Johnston L. (1992) The Rebirth of Private Policing, London: Routledge. (Chapters 3 and 4).
Lecture 7, Border Policing: Additional Reading
Aas, K.F. (2011) ‘Crimmigrant’ bodies and bona fide travellers: surveillance, citizenship and global governance. Theoretical Criminology, 15 (3): 331-346. Bowling, B. and Sheptycki, J. (2012) Global Policing London: Sage
Loftus, B. (2015) ‘Policing assemblages and the vulnerable border’, European Journal of Policing Studies, 3 (2): 238-254.
Pickering, S. and Ham, J. (2014) Hot pants at the border: sorting sex work from trafficking’, British Journal of Criminology, 54, 2-19.
Theodore, N. (2011) ‘Policing borders’. Social Justice 38 (1/2): 90-100.
Zureik, E. and Salter, M. (2005) Global Surveillance and Policing: Borders, Security, Identity. (Eds.) Devon: Willan
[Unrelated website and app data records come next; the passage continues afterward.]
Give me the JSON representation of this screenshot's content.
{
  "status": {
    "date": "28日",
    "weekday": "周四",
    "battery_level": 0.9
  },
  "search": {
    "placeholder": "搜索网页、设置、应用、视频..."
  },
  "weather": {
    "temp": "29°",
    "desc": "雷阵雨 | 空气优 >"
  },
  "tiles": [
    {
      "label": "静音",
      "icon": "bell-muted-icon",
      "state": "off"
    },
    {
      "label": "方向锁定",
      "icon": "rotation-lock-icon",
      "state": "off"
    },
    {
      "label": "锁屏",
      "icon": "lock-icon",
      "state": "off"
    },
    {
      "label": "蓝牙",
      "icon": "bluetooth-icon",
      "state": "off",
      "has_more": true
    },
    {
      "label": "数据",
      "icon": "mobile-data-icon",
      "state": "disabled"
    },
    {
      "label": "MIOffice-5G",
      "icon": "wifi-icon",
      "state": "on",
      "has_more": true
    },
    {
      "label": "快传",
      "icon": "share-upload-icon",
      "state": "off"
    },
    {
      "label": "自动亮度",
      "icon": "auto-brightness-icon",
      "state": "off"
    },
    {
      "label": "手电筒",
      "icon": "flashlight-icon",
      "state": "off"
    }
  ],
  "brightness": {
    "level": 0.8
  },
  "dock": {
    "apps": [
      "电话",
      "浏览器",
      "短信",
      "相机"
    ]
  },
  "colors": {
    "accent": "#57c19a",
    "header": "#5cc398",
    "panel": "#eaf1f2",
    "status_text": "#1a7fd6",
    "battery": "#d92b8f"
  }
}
Lecture 8, Problems of Police Culture 1: Additional Reading
Fielding, N. (1994) Cop canteen culture,’ in Newburn, T. and Stanko, B. (eds.) Just Boys Doing Business, London: Routledge. (pages 46-63)
Heidensohn, F. (2005) Women in Control? In: Newburn, T. (ed.) Policing: key readings, Devon: Willan. (pages 751-60).
Walklate, S. (2000) ‘Equal Opportunities and the Future of Policing’, in Leishman, F., Loveday, B. and Savage, S.P. (eds), Core Issues in Policing. 2nd Edition. Essex: Longman.
Lecture 9, Problems of Police Culture 2: Additional Reading
Cashmore, E. and McLaughlin, E (1991) Out of Order? Policing Black People. London: Routledge
Holdaway, S. (1996) The Racialization of British Policing. London: Palgrave MacMillan
Holdaway, S (1997) . ‘Responding to Racialized Divisions within the workforce – The Experience of black and Asian police Officers in England’. Ethnic and Racial Studies. 20 (1): 69-90.
Loftus, B. (2009) Police Culture in a Changing World. Oxford: Oxford University Press. (Especially Chapter 5).
MacPherson, Sir W. (1999) The Stephen Lawrence Inquiry: Report of an Inquiry, Cmnd Paper No 4262-i. HMSO
Lecture 10, Security and Surveillance: Additional Reading
Lyon, D. (2003) Surveillance after September 11, London: Polity Press.
Parmar, A. (2011) Stop and Search in London: Counter-terrorist or counter-productive? Policing and Society 21(4): 369-382.
Pantazis, C & Pemberton, S (2009) “From the ‘old’ to the ‘new suspect’ community: examining the impacts of recent UK counter-terrorist legislation. British Journal of Criminology 49 (5): 646-666. Zedner, L. (2000) ‘The pursuit of security’, in: Hope, T. and Sparks, R. (Eds.) Crime, Risk and Insecurity: Law and Order in Everyday Life and Political Discourse. London: Routledge.
Courses including this module
Optional in courses:
- L436: BSc Professional Policing (Pre-join) year 3 (BSC/PP)